Where better to start than at the bottom? A relatively new phenomenon in grooming, anal skin bleaching has been made famous by Kourtney Kardashian admitting she’d bleached hers, and Maya Rudolph screaming “I love my new asshole!” in Bridesmaids. We’re OK with ours the way it is, thanks, but if you did want to brighten your bum hole, EF Medispa offers an ‘Intimate Peel’ (from £350, efmedispa.com) which involves applying a solution that ‘improves hyperpigmentation (darkened skin) around the anus’. It shouldn’t hurt, but might feel a bit tender, and requires four 30-minute treatments and home-care.
You might be lucky enough to get through your teens without a single pimple, but B-acne (AKA back acne) can sneak up on any of us, rather unfairly, at any age. Less likely to be caused by hormones, it’s usually triggered by a pore-clogging cocktail of excess sebum, dead skin cells and sweat from regular exercise (we KNEW it was bad for us). Second to quitting the gym, the best way to tackle it is with pore-clearing, exfoliating acids. Try pre-soaked pads (Glow Peel Pads, £24, Pixi) and a little flexibility or salicylic body washes.
Cranberry juice will likely remind you of one of two things: £5 jugs of it mixed with cheap vodka at your student union, or painful, crippling cystitis. Or both, potentially. Often the result of frequent sex (the most common cause), this burning urinary tract infection will affect one in three women under 24 and is best treated with antibiotics. There’s actually little evidence to suggest drinking alkaline fluids, such as cranberry juice, reduces symptoms, so save that for your cocktail and let lots of water do the flushing out instead.
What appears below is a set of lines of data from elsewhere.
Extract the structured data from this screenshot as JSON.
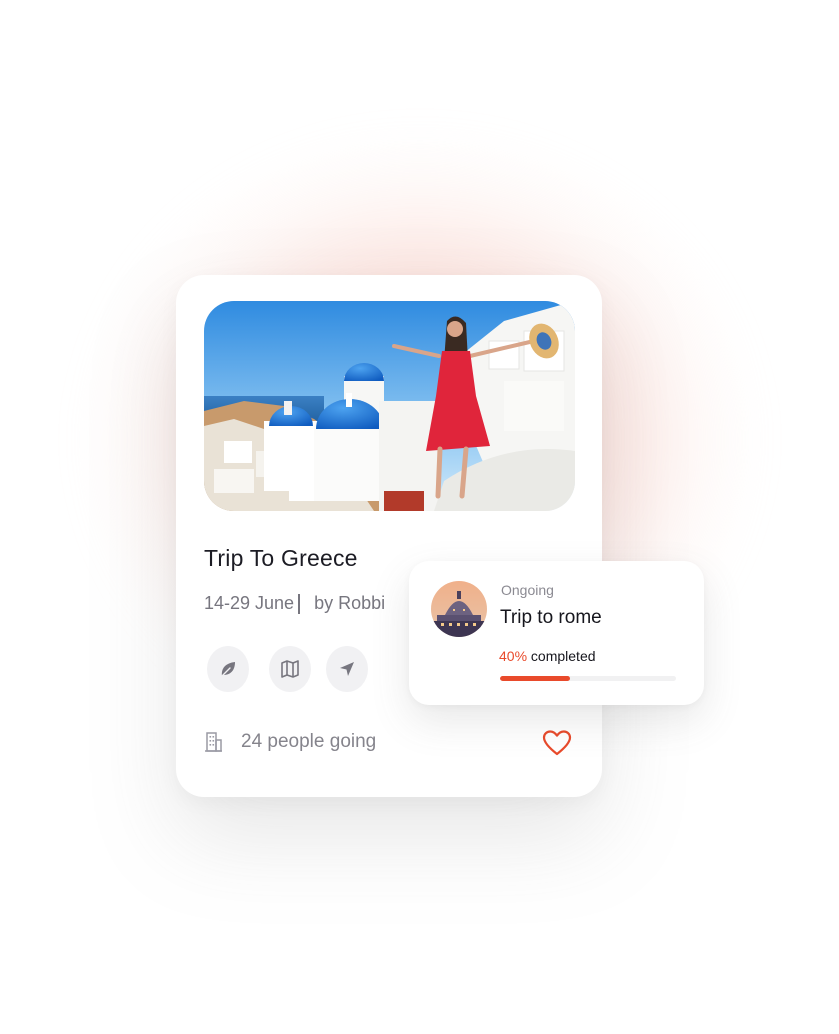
{
  "trip_card": {
    "title": "Trip To Greece",
    "dates": "14-29 June",
    "author": "by Robbi",
    "actions": [
      {
        "icon": "leaf-icon"
      },
      {
        "icon": "map-icon"
      },
      {
        "icon": "send-icon"
      }
    ],
    "attendance": "24 people going",
    "favorite_icon": "heart-icon"
  },
  "ongoing_trip": {
    "status": "Ongoing",
    "name": "Trip to rome",
    "progress_percent": "40%",
    "progress_label": " completed",
    "progress_fraction": 0.4
  },
  "colors": {
    "accent": "#e94a2b",
    "icon_gray": "#77767f"
  }
}
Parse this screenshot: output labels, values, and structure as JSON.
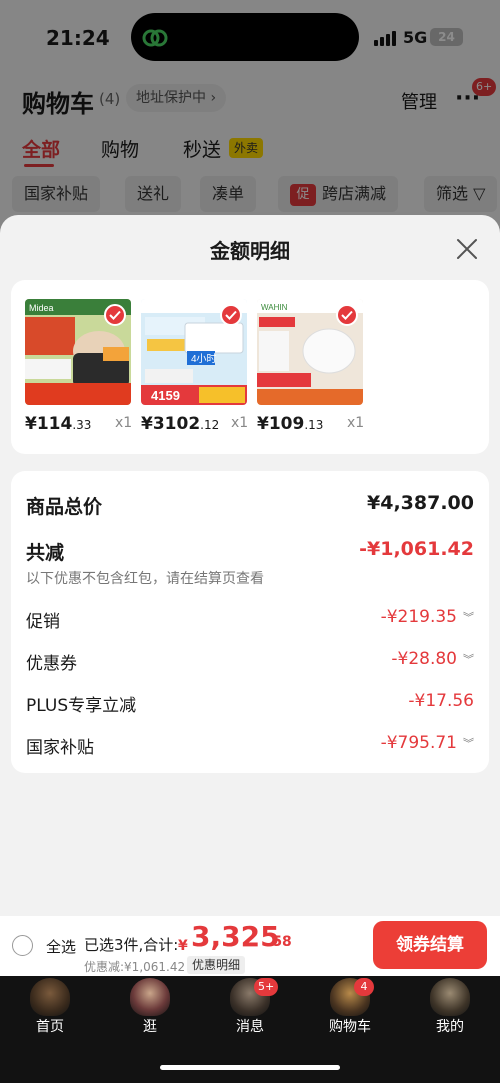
{
  "status_bar": {
    "time": "21:24",
    "network": "5G",
    "battery": "24"
  },
  "cart_header": {
    "title": "购物车",
    "count": "(4)",
    "address": "地址保护中",
    "manage": "管理",
    "more_badge": "6+"
  },
  "tabs": [
    {
      "label": "全部",
      "active": true
    },
    {
      "label": "购物"
    },
    {
      "label": "秒送",
      "tag": "外卖"
    }
  ],
  "filters": [
    "国家补贴",
    "送礼",
    "凑单",
    "跨店满减",
    "筛选"
  ],
  "filter_tag": "促",
  "sheet": {
    "title": "金额明细",
    "products": [
      {
        "price_main": "¥114",
        "price_dec": ".33",
        "qty": "x1",
        "brand": "Midea"
      },
      {
        "price_main": "¥3102",
        "price_dec": ".12",
        "qty": "x1",
        "banner_price": "4159",
        "banner_hours": "4小时"
      },
      {
        "price_main": "¥109",
        "price_dec": ".13",
        "qty": "x1",
        "brand": "WAHIN"
      }
    ],
    "details": {
      "total_label": "商品总价",
      "total_value": "¥4,387.00",
      "reduce_label": "共减",
      "reduce_value": "-¥1,061.42",
      "note": "以下优惠不包含红包，请在结算页查看",
      "items": [
        {
          "label": "促销",
          "value": "-¥219.35",
          "expandable": true
        },
        {
          "label": "优惠券",
          "value": "-¥28.80",
          "expandable": true
        },
        {
          "label": "PLUS专享立减",
          "value": "-¥17.56",
          "expandable": false
        },
        {
          "label": "国家补贴",
          "value": "-¥795.71",
          "expandable": true
        }
      ]
    }
  },
  "checkout": {
    "select_all": "全选",
    "selected_info": "已选3件,合计:",
    "currency": "¥",
    "total_main": "3,325",
    "total_dec": ".58",
    "discount": "优惠减:¥1,061.42",
    "detail_btn": "优惠明细",
    "pay_btn": "领券结算"
  },
  "nav": [
    {
      "label": "首页"
    },
    {
      "label": "逛"
    },
    {
      "label": "消息",
      "badge": "5+"
    },
    {
      "label": "购物车",
      "badge": "4"
    },
    {
      "label": "我的"
    }
  ],
  "colors": {
    "accent": "#e4393c",
    "pay_button": "#ec3e37",
    "nav_bg": "#121212"
  }
}
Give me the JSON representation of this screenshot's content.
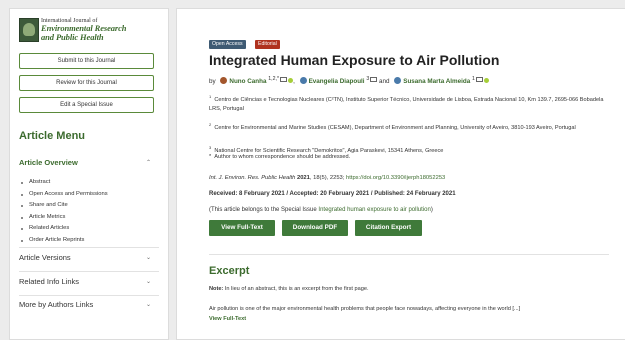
{
  "sidebar": {
    "journal": {
      "line1": "International Journal of",
      "line2": "Environmental Research",
      "line3": "and Public Health"
    },
    "buttons": [
      "Submit to this Journal",
      "Review for this Journal",
      "Edit a Special Issue"
    ],
    "menu_title": "Article Menu",
    "overview_title": "Article Overview",
    "overview_items": [
      "Abstract",
      "Open Access and Permissions",
      "Share and Cite",
      "Article Metrics",
      "Related Articles",
      "Order Article Reprints"
    ],
    "sections": [
      "Article Versions",
      "Related Info Links",
      "More by Authors Links"
    ]
  },
  "article": {
    "badges": [
      "Open Access",
      "Editorial"
    ],
    "title": "Integrated Human Exposure to Air Pollution",
    "by": "by",
    "authors": [
      {
        "name": "Nuno Canha",
        "sup": "1,2,*"
      },
      {
        "name": "Evangelia Diapouli",
        "sup": "3"
      },
      {
        "name": "Susana Marta Almeida",
        "sup": "1"
      }
    ],
    "and": "and",
    "affiliations": [
      {
        "num": "1",
        "text": "Centro de Ciências e Tecnologias Nucleares (C²TN), Instituto Superior Técnico, Universidade de Lisboa, Estrada Nacional 10, Km 139.7, 2695-066 Bobadela LRS, Portugal"
      },
      {
        "num": "2",
        "text": "Centre for Environmental and Marine Studies (CESAM), Department of Environment and Planning, University of Aveiro, 3810-193 Aveiro, Portugal"
      },
      {
        "num": "3",
        "text": "National Centre for Scientific Research \"Demokritos\", Agia Paraskevi, 15341 Athens, Greece"
      },
      {
        "num": "*",
        "text": "Author to whom correspondence should be addressed."
      }
    ],
    "citation": {
      "journal": "Int. J. Environ. Res. Public Health",
      "year": "2021",
      "rest": ", 18(5), 2253;",
      "doi": "https://doi.org/10.3390/ijerph18052253"
    },
    "dates": "Received: 8 February 2021 / Accepted: 20 February 2021 / Published: 24 February 2021",
    "special": {
      "prefix": "(This article belongs to the Special Issue",
      "link": "Integrated human exposure to air pollution",
      "suffix": ")"
    },
    "actions": [
      "View Full-Text",
      "Download PDF",
      "Citation Export"
    ],
    "excerpt": {
      "heading": "Excerpt",
      "note_label": "Note:",
      "note": "In lieu of an abstract, this is an excerpt from the first page.",
      "body": "Air pollution is one of the major environmental health problems that people face nowadays, affecting everyone in the world [...]",
      "link": "View Full-Text"
    }
  },
  "colors": {
    "accent": "#3c6b2e",
    "button": "#3f7a3a",
    "badge_open": "#3e5a73",
    "badge_editorial": "#b0321f"
  }
}
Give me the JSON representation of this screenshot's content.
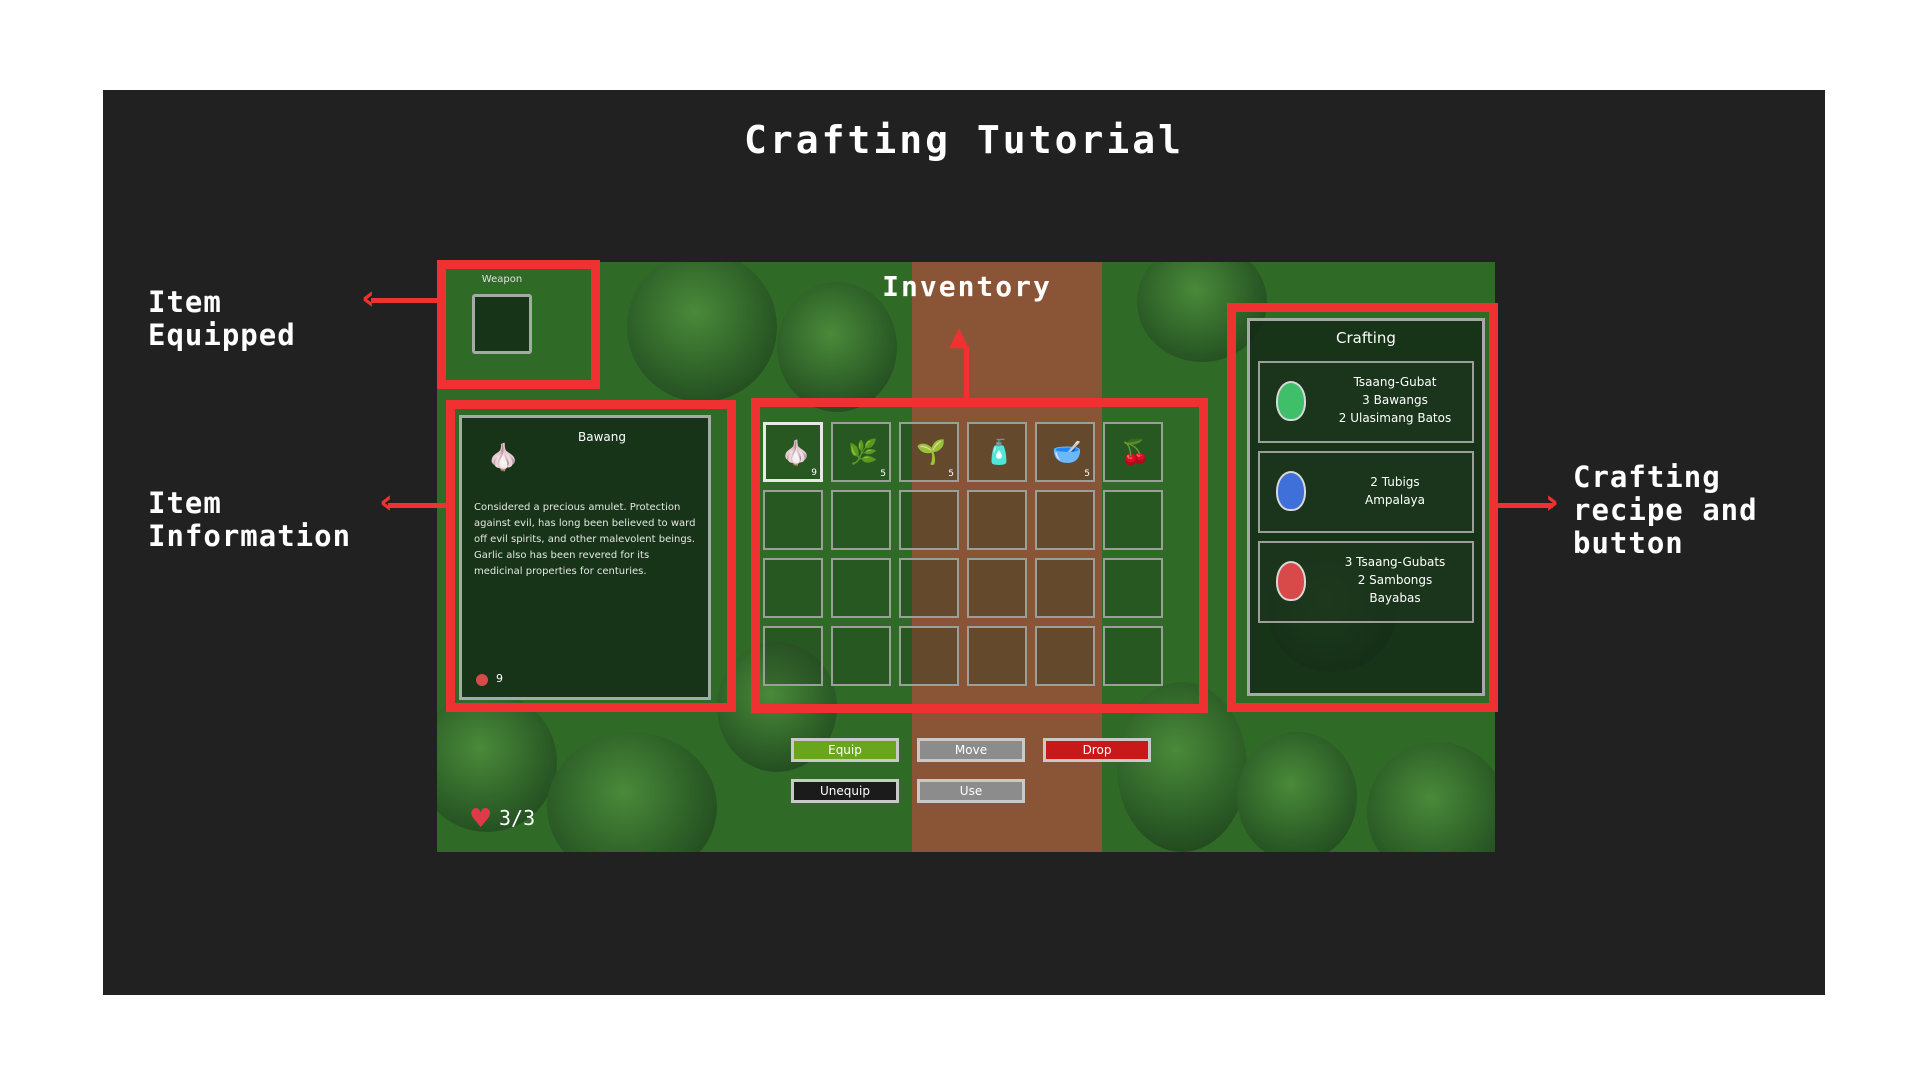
{
  "tutorial": {
    "title": "Crafting Tutorial",
    "callouts": {
      "item_equipped": [
        "Item",
        "Equipped"
      ],
      "item_information": [
        "Item",
        "Information"
      ],
      "crafting": [
        "Crafting",
        "recipe and",
        "button"
      ]
    }
  },
  "game": {
    "weapon_label": "Weapon",
    "inventory_title": "Inventory",
    "item_info": {
      "name": "Bawang",
      "description": "Considered a precious amulet. Protection against evil, has long been believed to ward off evil spirits, and other malevolent beings. Garlic also has been revered for its medicinal properties for centuries.",
      "value": "9"
    },
    "inventory": {
      "slots": [
        {
          "icon": "garlic-icon",
          "glyph": "🧄",
          "count": "9",
          "selected": true
        },
        {
          "icon": "herb-icon",
          "glyph": "🌿",
          "count": "5"
        },
        {
          "icon": "vine-icon",
          "glyph": "🌱",
          "count": "5"
        },
        {
          "icon": "bottle-icon",
          "glyph": "🧴",
          "count": ""
        },
        {
          "icon": "bowl-icon",
          "glyph": "🥣",
          "count": "5"
        },
        {
          "icon": "berry-branch-icon",
          "glyph": "🍒",
          "count": ""
        }
      ]
    },
    "crafting": {
      "title": "Crafting",
      "recipes": [
        {
          "icon": "green-potion-icon",
          "color": "#3fbf6a",
          "lines": [
            "Tsaang-Gubat",
            "3 Bawangs",
            "2 Ulasimang Batos"
          ]
        },
        {
          "icon": "blue-potion-icon",
          "color": "#3f6fd8",
          "lines": [
            "2 Tubigs",
            "Ampalaya"
          ]
        },
        {
          "icon": "red-potion-icon",
          "color": "#d84a4a",
          "lines": [
            "3 Tsaang-Gubats",
            "2 Sambongs",
            "Bayabas"
          ]
        }
      ]
    },
    "buttons": {
      "equip": "Equip",
      "move": "Move",
      "drop": "Drop",
      "unequip": "Unequip",
      "use": "Use"
    },
    "health": "3/3",
    "colors": {
      "equip": "#6aa51e",
      "move": "#8c8c8c",
      "drop": "#c81818",
      "unequip": "#1b1b1b",
      "use": "#8c8c8c",
      "highlight": "#f03131"
    }
  }
}
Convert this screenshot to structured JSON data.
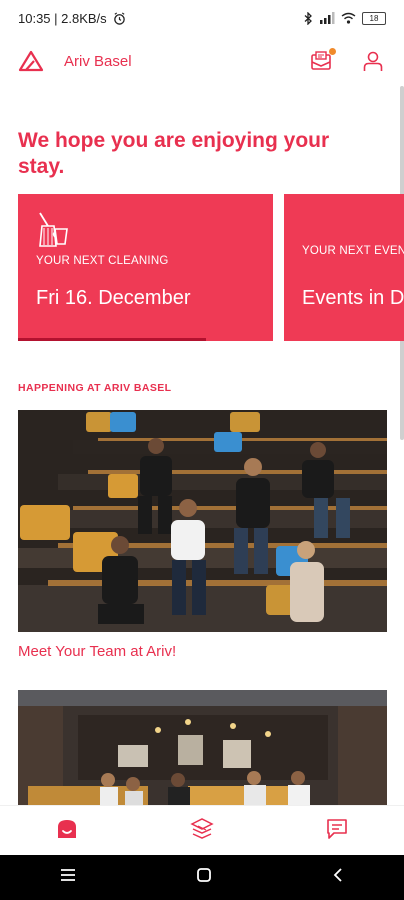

We’ve read enough articles to know we all masturbate: case closed. But how about a new way to do it? Fun! The world’s first ‘sonic clitoral stimulator’ (Sona, £129, lelo.com) is not a hedgehog shaped sex toy for retro gaming fans, but is in fact a massager that uses sonic waves and pulses, rather than physical vibrations. It also stimulates the entire clitoris, not just the outside part it touches (which would be only around 25%). It has eight settings, is completely waterproof, and – since it doesn’t rely on ‘buzzing’ – is almost totally silent. Happy birthday to us.
A hopeless romantic, Henry VIII could turn anything – even earwax removal – into a couple’s activity. During his courtship
with Anne Boleyn he gave her a gold ‘ear scoop’ for tackling hers. When that didn’t work? Well, we all know how that one ended… This sticky stuff might seem a bit icky, but it’s actually helping to protect and clean your ear canals. It can clog up a bit, but cotton buds will likely just push it further down. A safer way to tackle a build-up is to hit up a specialist doctor for microsuction, where a teeny-tiny ear hoover is used to clear the wax (from £60, hearology.uk) or irrigation, which flushes the gunk out with water (make an appointment with your GP).
Discharge isn’t just normal, it’s vital. Just like earwax (but in a VERY different hole), it keeps your precious bits clean, moist and infection free. Texture wise, it should be clear or whitish, watery or a bit stringy. Check in with your GP if there’s a fishy smell, cottage cheesy texture, or cappuccino-like frothiness. And huge apologies if we’ve just ruined your favourite baked-potato topping forever.
OK, now we’re just milking it (sorry)